▸ **Task goal**
Respond with nothing but the number of lines in this data that include the word "title".

▸ **Data supplied**
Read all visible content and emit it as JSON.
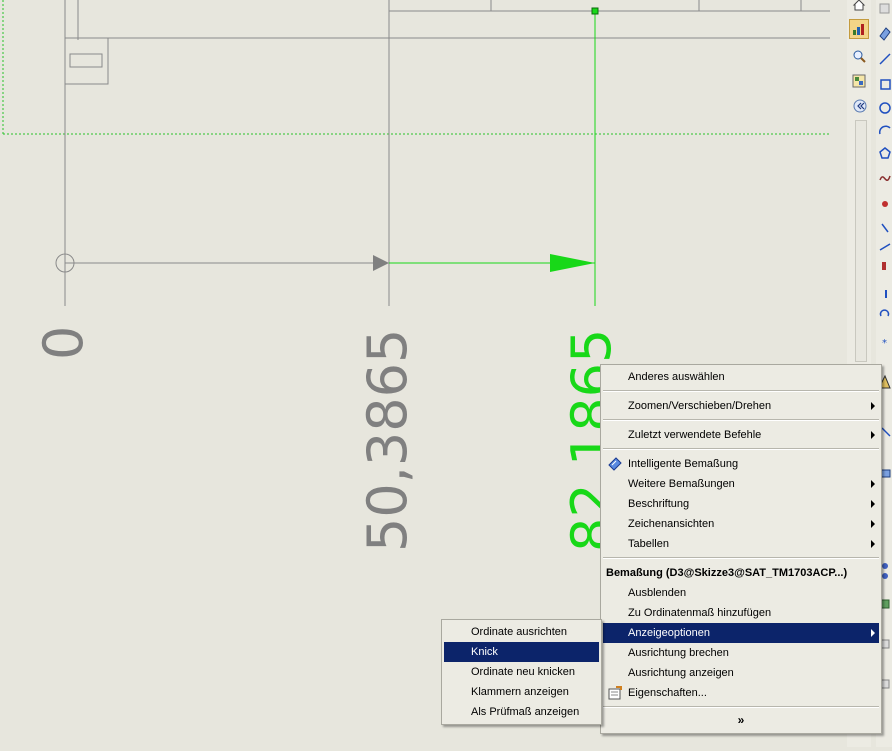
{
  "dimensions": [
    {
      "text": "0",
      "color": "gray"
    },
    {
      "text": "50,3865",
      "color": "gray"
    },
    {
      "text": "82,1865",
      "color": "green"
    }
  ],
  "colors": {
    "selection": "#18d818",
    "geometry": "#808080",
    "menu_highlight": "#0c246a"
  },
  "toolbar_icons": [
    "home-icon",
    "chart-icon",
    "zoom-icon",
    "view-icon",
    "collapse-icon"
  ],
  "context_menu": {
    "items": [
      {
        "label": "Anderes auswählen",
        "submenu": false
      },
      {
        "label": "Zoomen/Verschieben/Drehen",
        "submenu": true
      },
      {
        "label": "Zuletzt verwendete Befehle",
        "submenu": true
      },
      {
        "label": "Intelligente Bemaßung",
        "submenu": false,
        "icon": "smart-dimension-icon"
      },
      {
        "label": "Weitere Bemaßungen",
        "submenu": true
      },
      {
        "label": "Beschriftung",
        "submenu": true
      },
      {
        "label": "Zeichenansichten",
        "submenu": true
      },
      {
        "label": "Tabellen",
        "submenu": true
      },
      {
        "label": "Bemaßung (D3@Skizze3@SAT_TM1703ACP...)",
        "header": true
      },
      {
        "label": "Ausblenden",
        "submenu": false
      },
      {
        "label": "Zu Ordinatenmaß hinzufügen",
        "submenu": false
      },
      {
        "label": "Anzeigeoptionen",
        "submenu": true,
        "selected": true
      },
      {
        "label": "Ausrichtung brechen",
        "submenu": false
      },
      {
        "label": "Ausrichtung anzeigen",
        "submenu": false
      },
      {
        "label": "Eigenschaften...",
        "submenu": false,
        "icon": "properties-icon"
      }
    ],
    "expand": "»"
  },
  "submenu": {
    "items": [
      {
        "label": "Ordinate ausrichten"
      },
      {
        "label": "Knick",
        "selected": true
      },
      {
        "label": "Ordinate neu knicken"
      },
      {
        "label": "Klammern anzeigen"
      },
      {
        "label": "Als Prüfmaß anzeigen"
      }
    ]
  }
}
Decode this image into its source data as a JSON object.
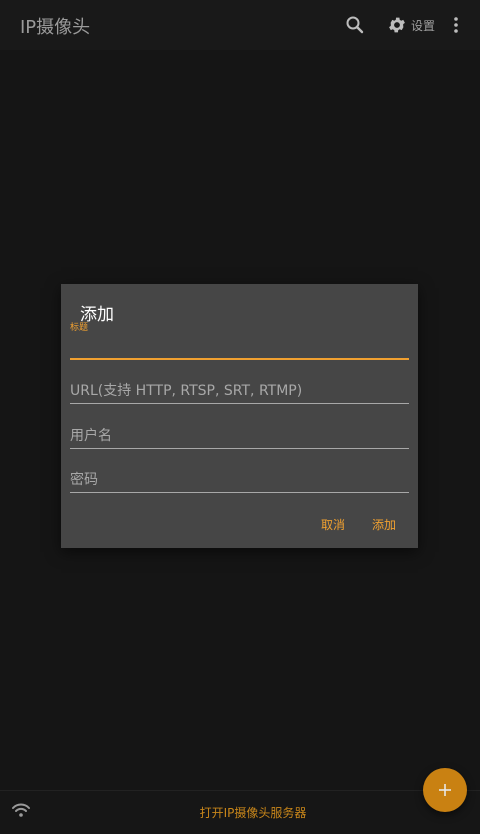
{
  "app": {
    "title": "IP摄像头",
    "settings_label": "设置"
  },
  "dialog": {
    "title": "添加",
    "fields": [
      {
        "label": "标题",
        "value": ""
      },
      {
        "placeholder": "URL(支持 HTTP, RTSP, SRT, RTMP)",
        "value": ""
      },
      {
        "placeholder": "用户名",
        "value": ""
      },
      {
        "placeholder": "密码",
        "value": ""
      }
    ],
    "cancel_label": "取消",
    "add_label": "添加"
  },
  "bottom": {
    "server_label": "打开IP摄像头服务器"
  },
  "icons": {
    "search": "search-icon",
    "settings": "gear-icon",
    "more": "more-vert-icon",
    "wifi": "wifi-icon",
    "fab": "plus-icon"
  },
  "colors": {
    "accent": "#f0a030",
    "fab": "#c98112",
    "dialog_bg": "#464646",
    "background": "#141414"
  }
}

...

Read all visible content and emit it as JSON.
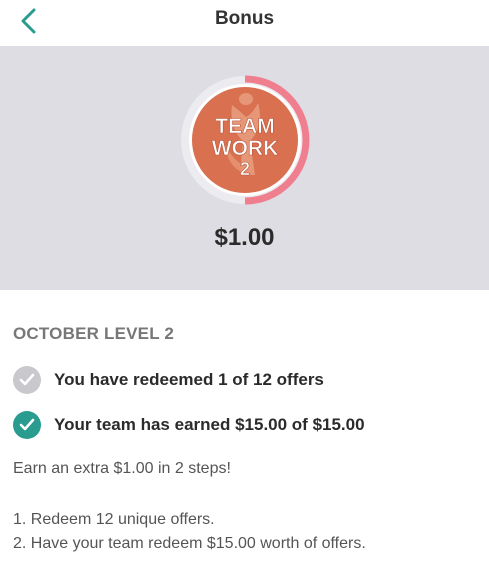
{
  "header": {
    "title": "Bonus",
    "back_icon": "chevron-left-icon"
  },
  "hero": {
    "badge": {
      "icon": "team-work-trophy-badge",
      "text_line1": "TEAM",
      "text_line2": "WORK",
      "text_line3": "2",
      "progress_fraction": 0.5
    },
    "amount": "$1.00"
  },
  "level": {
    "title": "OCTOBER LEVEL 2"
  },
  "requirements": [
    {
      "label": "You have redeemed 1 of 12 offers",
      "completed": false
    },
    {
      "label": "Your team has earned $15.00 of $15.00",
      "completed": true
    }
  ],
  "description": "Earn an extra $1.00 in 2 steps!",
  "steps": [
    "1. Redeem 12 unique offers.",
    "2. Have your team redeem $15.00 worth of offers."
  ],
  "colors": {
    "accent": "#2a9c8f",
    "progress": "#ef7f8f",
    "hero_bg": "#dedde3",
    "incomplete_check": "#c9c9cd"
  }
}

▸ **Output of the task**
4